So what does this jewel in the BT crown - new targets for which were outlined by the chief executive, Ben Verwaayen, yesterday - actually do. Broadly, it is in the provision of IT network services, allowing, for instance, Microsoft to connect up all its call centres worldwide, or Reuters to ensure that all its realtime data is communicated to every terminal across the world simultaneously. BT likes to describe it rather grandly as "providing the infrastructure for globalisation". Whatever you call it, it's apparent that BT has tapped into a rich seam of future growth.
BT Global Services already accounts for more than 40 per cent of the group's total revenues, and with new contracts being added at the rate of £2bn of value a quarter, it will soon eclipse the traditional business of British retail and wholesale telephony.

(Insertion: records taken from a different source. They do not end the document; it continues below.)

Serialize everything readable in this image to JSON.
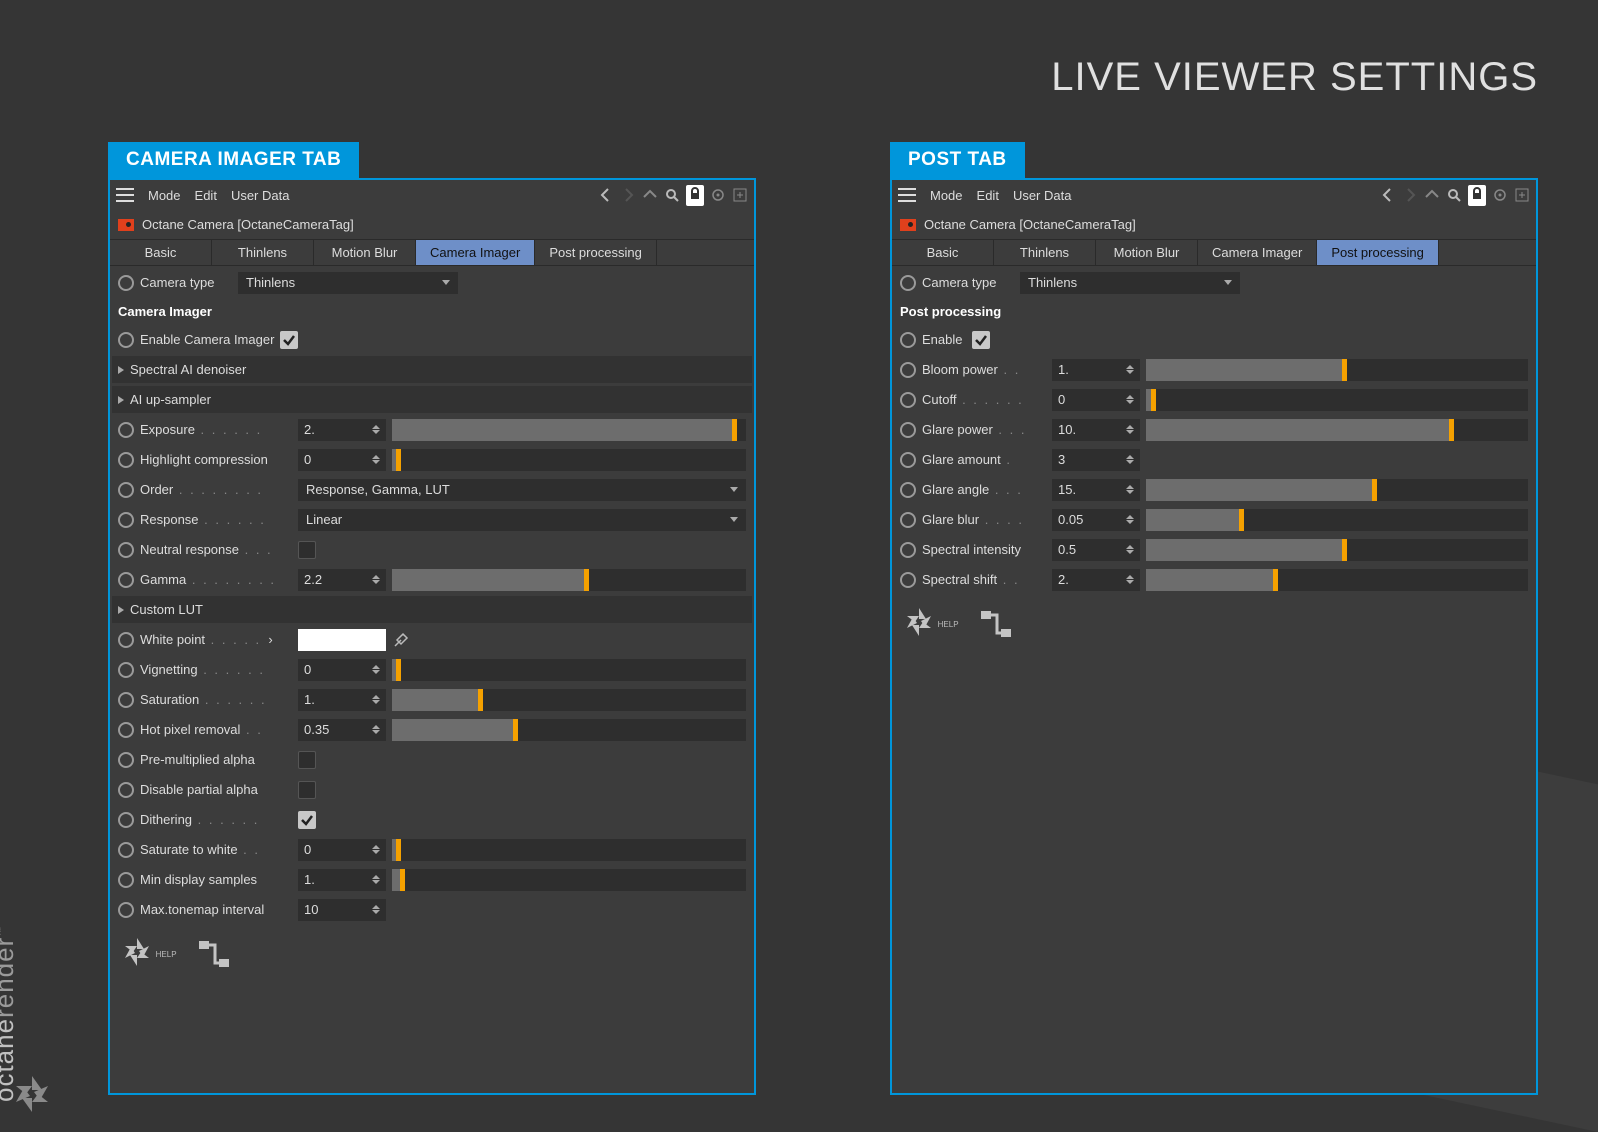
{
  "page_title": "LIVE VIEWER SETTINGS",
  "brand": {
    "first": "octane",
    "second": "render",
    "tm": "™"
  },
  "menus": {
    "mode": "Mode",
    "edit": "Edit",
    "userdata": "User Data"
  },
  "object_label": "Octane Camera [OctaneCameraTag]",
  "inner_tabs": [
    "Basic",
    "Thinlens",
    "Motion Blur",
    "Camera Imager",
    "Post processing"
  ],
  "camera_type": {
    "label": "Camera type",
    "value": "Thinlens"
  },
  "left": {
    "header": "CAMERA IMAGER TAB",
    "active_tab": 3,
    "section": "Camera Imager",
    "enable_label": "Enable Camera Imager",
    "groups": {
      "denoiser": "Spectral AI denoiser",
      "upsampler": "AI up-sampler",
      "lut": "Custom LUT"
    },
    "exposure": {
      "label": "Exposure",
      "value": "2.",
      "fill": 97
    },
    "highlight": {
      "label": "Highlight compression",
      "value": "0",
      "fill": 2
    },
    "order": {
      "label": "Order",
      "value": "Response, Gamma, LUT"
    },
    "response": {
      "label": "Response",
      "value": "Linear"
    },
    "neutral": {
      "label": "Neutral response"
    },
    "gamma": {
      "label": "Gamma",
      "value": "2.2",
      "fill": 55
    },
    "whitepoint": {
      "label": "White point"
    },
    "vignetting": {
      "label": "Vignetting",
      "value": "0",
      "fill": 2
    },
    "saturation": {
      "label": "Saturation",
      "value": "1.",
      "fill": 25
    },
    "hotpixel": {
      "label": "Hot pixel removal",
      "value": "0.35",
      "fill": 35
    },
    "premult": {
      "label": "Pre-multiplied alpha"
    },
    "disablepartial": {
      "label": "Disable partial alpha"
    },
    "dithering": {
      "label": "Dithering"
    },
    "saturate_white": {
      "label": "Saturate to white",
      "value": "0",
      "fill": 2
    },
    "min_display": {
      "label": "Min display samples",
      "value": "1.",
      "fill": 3
    },
    "max_tonemap": {
      "label": "Max.tonemap interval",
      "value": "10"
    }
  },
  "right": {
    "header": "POST TAB",
    "active_tab": 4,
    "section": "Post processing",
    "enable_label": "Enable",
    "bloom": {
      "label": "Bloom power",
      "value": "1.",
      "fill": 52
    },
    "cutoff": {
      "label": "Cutoff",
      "value": "0",
      "fill": 2
    },
    "glare_power": {
      "label": "Glare power",
      "value": "10.",
      "fill": 80
    },
    "glare_amount": {
      "label": "Glare amount",
      "value": "3"
    },
    "glare_angle": {
      "label": "Glare angle",
      "value": "15.",
      "fill": 60
    },
    "glare_blur": {
      "label": "Glare blur",
      "value": "0.05",
      "fill": 25
    },
    "spectral_intensity": {
      "label": "Spectral intensity",
      "value": "0.5",
      "fill": 52
    },
    "spectral_shift": {
      "label": "Spectral shift",
      "value": "2.",
      "fill": 34
    }
  },
  "help": "HELP"
}
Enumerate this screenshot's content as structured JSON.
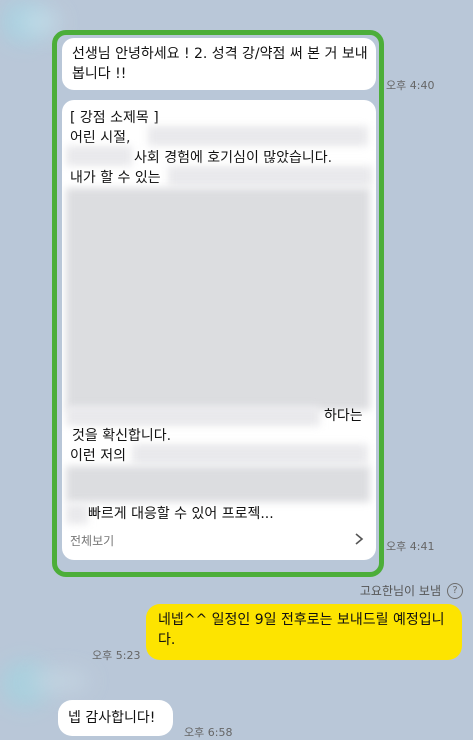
{
  "messages": {
    "incoming1_text": "선생님 안녕하세요 ! 2. 성격  강/약점 써 본 거 보내봅니다 !!",
    "incoming1_time": "오후 4:40",
    "card": {
      "line1": "[ 강점 소제목 ]",
      "line2": "어린 시절,",
      "line3": "사회 경험에 호기심이 많았습니다.",
      "line4": "내가 할 수 있는",
      "line5": "하다는",
      "line6": "것을 확신합니다.",
      "line7": "이런 저의",
      "line8": "빠르게 대응할 수 있어 프로젝...",
      "footer_label": "전체보기"
    },
    "incoming2_time": "오후 4:41",
    "read_status": "고요한님이 보냄",
    "outgoing_text": "네넵^^ 일정인 9일 전후로는 보내드릴 예정입니다.",
    "outgoing_time": "오후 5:23",
    "incoming3_text": "넵 감사합니다!",
    "incoming3_time": "오후 6:58"
  },
  "colors": {
    "background": "#b9c7d8",
    "highlight_frame": "#4cae39",
    "outgoing_bubble": "#fde400",
    "incoming_bubble": "#ffffff"
  },
  "icons": [
    "help-circle-icon",
    "chevron-right-icon"
  ]
}
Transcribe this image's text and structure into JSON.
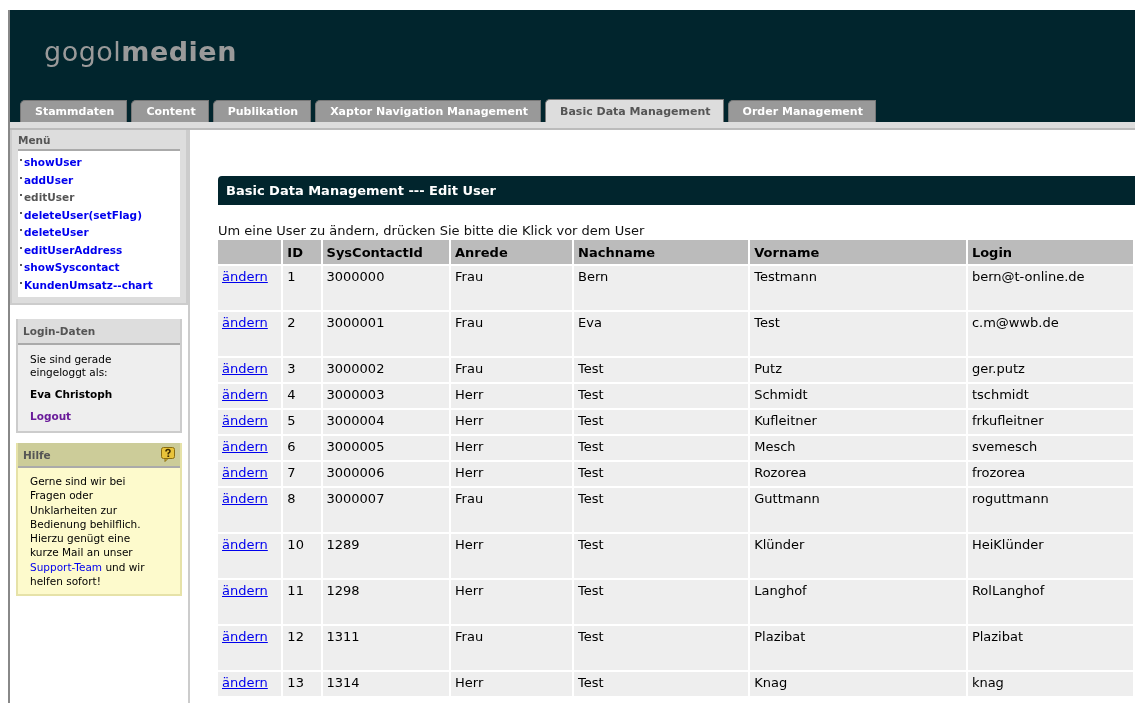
{
  "logo": "gogol**medien**",
  "tabs": [
    {
      "label": "Stammdaten",
      "selected": false
    },
    {
      "label": "Content",
      "selected": false
    },
    {
      "label": "Publikation",
      "selected": false
    },
    {
      "label": "Xaptor Navigation Management",
      "selected": false
    },
    {
      "label": "Basic Data Management",
      "selected": true
    },
    {
      "label": "Order Management",
      "selected": false
    }
  ],
  "menu": {
    "title": "Menü",
    "items": [
      {
        "label": "showUser",
        "selected": false
      },
      {
        "label": "addUser",
        "selected": false
      },
      {
        "label": "editUser",
        "selected": true
      },
      {
        "label": "deleteUser(setFlag)",
        "selected": false
      },
      {
        "label": "deleteUser",
        "selected": false
      },
      {
        "label": "editUserAddress",
        "selected": false
      },
      {
        "label": "showSyscontact",
        "selected": false
      },
      {
        "label": "KundenUmsatz--chart",
        "selected": false
      }
    ]
  },
  "login": {
    "title": "Login-Daten",
    "text": "Sie sind gerade eingeloggt als:",
    "user": "Eva Christoph",
    "logout": "Logout"
  },
  "help": {
    "title": "Hilfe",
    "text_before": "Gerne sind wir bei Fragen oder Unklarheiten zur Bedienung behilflich. Hierzu genügt eine kurze Mail an unser",
    "link": "Support-Team",
    "text_after": "und wir helfen sofort!"
  },
  "heading": "Basic Data Management --- Edit User",
  "instruction": "Um eine User zu ändern, drücken Sie bitte die Klick vor dem User",
  "table": {
    "columns": [
      "ID",
      "SysContactId",
      "Anrede",
      "Nachname",
      "Vorname",
      "Login"
    ],
    "rows": [
      {
        "action": "ändern",
        "cells": [
          "1",
          "3000000",
          "Frau",
          "Bern",
          "Testmann",
          "bern@t-online.de"
        ],
        "tall": true
      },
      {
        "action": "ändern",
        "cells": [
          "2",
          "3000001",
          "Frau",
          "Eva",
          "Test",
          "c.m@wwb.de"
        ],
        "tall": true
      },
      {
        "action": "ändern",
        "cells": [
          "3",
          "3000002",
          "Frau",
          "Test",
          "Putz",
          "ger.putz"
        ],
        "tall": false
      },
      {
        "action": "ändern",
        "cells": [
          "4",
          "3000003",
          "Herr",
          "Test",
          "Schmidt",
          "tschmidt"
        ],
        "tall": false
      },
      {
        "action": "ändern",
        "cells": [
          "5",
          "3000004",
          "Herr",
          "Test",
          "Kufleitner",
          "frkufleitner"
        ],
        "tall": false
      },
      {
        "action": "ändern",
        "cells": [
          "6",
          "3000005",
          "Herr",
          "Test",
          "Mesch",
          "svemesch"
        ],
        "tall": false
      },
      {
        "action": "ändern",
        "cells": [
          "7",
          "3000006",
          "Herr",
          "Test",
          "Rozorea",
          "frozorea"
        ],
        "tall": false
      },
      {
        "action": "ändern",
        "cells": [
          "8",
          "3000007",
          "Frau",
          "Test",
          "Guttmann",
          "roguttmann"
        ],
        "tall": true
      },
      {
        "action": "ändern",
        "cells": [
          "10",
          "1289",
          "Herr",
          "Test",
          "Klünder",
          "HeiKlünder"
        ],
        "tall": true
      },
      {
        "action": "ändern",
        "cells": [
          "11",
          "1298",
          "Herr",
          "Test",
          "Langhof",
          "RolLanghof"
        ],
        "tall": true
      },
      {
        "action": "ändern",
        "cells": [
          "12",
          "1311",
          "Frau",
          "Test",
          "Plazibat",
          "Plazibat"
        ],
        "tall": true
      },
      {
        "action": "ändern",
        "cells": [
          "13",
          "1314",
          "Herr",
          "Test",
          "Knag",
          "knag"
        ],
        "tall": false
      }
    ]
  }
}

Stranger still, the City is even beginning to buy the story. The shares have risen strongly this year as the price finally starts to break free from a rating which reflected the perception of BT as a dying British utility. There's a way to go before the company finds itself rated like IBM, with which it often now competes for contracts, but the process has at least begun.
It has taken four years of hard grind for investors to start believing the story. Yet not only do Global Services now show a consistency of big contract wins, it even appears BT can make money out of them too. Some £400m of annualised cost cuts were announced yesterday in pursuit of the division's 15 per cent Ebitda target. The contrast with the value destruction of BT's previous attempts to go global - where high cash prices were paid for assets of questionable quality - could hardly be greater. By following clients into markets where they need service, BT is creating a global presence of impressive proportions.
There are lots of things that could still go wrong, but on the international front, at least, this once bombed-out old telecoms company seems finally to have seen the future and to be getting it largely right.
What now for pensions reform?
All the fevered speculation about what Gordon Brown may or may not do with foreign and domestic policy when he becomes Prime Minister is getting to be a bit of a bore, but, just to compound the tedium, let me add my penny's worth in the arcane but vitally important area of pensions.
Conventional wisdom would have you believe that he'll junk all Lord Turner's proposed reforms the moment he gets through the door, if only to ensure they don't become part of Tony Blair's "legacy".
There was always an element of "not invented here" about Mr Brown's opposition to the proposals, and it may be that out of spite alone he'll return to the drawing board. Both at a practical and an ideological level, the Chancellor worries about the higher, basic state pension recommended by Lord Turner - the one because of its implications for the public finances, the other because he favours means-testing.
Less controversial from his perspective is the proposed National Pensions Savings Scheme, where employers and employees are obliged to contribute unless they specifically opt out. He won't care a fig about the dumbing down effect this might have on more favourable private pension provision. The middle classes can on the whole take care of themselves.
Yet the NPSS only really works lower down the employment chain in conjunction with a non means-tested higher state pension. The betting therefore has to be that pension reform broadly in line with the eminently sensible set of proposals put forward by Lord Turner will be part of the new "inclusive" Gordon Brown.Reuse content